Task to carry out: Show each line in the listing below that contains the word "CacheToolBox".

Data listing:
+--

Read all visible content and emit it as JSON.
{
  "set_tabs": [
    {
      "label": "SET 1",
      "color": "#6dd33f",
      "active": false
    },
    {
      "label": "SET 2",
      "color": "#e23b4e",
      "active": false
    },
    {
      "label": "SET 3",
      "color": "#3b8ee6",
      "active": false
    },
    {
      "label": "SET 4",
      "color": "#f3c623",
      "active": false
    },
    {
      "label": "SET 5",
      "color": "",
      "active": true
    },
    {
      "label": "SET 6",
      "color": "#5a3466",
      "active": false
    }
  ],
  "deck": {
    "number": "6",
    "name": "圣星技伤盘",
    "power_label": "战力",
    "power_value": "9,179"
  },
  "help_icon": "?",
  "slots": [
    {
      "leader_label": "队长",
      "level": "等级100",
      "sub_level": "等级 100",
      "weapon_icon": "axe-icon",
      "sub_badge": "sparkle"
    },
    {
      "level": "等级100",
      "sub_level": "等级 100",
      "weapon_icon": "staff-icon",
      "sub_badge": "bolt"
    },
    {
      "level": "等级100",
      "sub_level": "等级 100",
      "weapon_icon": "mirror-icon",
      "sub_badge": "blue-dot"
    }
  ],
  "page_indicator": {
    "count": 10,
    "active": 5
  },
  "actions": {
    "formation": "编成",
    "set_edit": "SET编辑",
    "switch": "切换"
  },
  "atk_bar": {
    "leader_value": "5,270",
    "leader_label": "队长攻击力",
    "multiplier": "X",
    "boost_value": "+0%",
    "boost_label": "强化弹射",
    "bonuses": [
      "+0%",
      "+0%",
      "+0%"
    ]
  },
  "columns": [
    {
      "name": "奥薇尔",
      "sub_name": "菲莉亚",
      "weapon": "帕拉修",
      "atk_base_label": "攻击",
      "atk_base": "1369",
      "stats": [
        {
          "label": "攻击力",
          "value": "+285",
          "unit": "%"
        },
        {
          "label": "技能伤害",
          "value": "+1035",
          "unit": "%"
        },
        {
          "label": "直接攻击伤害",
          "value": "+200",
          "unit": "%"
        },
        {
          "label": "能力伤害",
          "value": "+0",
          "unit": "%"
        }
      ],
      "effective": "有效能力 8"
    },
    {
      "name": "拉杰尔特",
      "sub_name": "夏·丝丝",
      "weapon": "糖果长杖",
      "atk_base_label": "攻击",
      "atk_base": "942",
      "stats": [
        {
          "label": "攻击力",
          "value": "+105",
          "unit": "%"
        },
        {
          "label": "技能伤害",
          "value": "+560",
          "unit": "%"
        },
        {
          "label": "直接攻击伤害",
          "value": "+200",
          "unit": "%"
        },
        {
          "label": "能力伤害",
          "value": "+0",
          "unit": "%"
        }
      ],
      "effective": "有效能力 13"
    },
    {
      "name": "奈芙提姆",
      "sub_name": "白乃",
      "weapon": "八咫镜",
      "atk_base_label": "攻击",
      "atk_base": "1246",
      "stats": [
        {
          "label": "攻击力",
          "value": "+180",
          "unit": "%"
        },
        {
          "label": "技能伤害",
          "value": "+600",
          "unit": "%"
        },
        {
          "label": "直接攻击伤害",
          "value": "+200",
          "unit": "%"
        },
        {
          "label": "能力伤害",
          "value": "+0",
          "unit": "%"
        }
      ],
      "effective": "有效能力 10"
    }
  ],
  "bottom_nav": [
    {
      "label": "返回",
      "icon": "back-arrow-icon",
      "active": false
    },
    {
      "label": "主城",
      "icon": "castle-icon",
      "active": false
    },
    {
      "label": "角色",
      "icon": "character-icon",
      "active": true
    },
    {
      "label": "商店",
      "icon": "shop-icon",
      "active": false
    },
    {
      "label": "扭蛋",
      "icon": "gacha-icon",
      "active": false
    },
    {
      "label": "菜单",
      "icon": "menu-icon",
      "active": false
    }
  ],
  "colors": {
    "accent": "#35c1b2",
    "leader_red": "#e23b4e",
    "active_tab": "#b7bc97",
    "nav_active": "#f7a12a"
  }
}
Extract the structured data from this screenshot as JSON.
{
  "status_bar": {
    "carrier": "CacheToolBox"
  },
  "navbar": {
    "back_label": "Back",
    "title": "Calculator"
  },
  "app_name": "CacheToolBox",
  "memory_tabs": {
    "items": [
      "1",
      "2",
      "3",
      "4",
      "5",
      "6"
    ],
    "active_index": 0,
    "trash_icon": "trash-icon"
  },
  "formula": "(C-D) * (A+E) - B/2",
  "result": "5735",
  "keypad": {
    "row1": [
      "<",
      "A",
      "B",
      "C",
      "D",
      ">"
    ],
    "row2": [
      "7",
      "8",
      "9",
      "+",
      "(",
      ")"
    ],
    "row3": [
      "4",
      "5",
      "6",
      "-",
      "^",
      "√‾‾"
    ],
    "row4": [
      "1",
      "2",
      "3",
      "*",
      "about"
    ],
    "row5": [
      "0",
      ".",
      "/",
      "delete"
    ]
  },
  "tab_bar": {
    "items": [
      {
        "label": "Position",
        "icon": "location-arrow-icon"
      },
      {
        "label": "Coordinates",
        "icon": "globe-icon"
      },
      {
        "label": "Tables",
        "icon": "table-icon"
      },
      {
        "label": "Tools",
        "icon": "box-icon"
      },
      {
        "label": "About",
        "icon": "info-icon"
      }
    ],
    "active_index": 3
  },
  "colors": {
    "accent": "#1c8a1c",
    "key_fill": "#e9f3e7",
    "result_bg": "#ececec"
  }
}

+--

Answer to this exercise:
    "carrier": "CacheToolBox"
  "app_name": "CacheToolBox",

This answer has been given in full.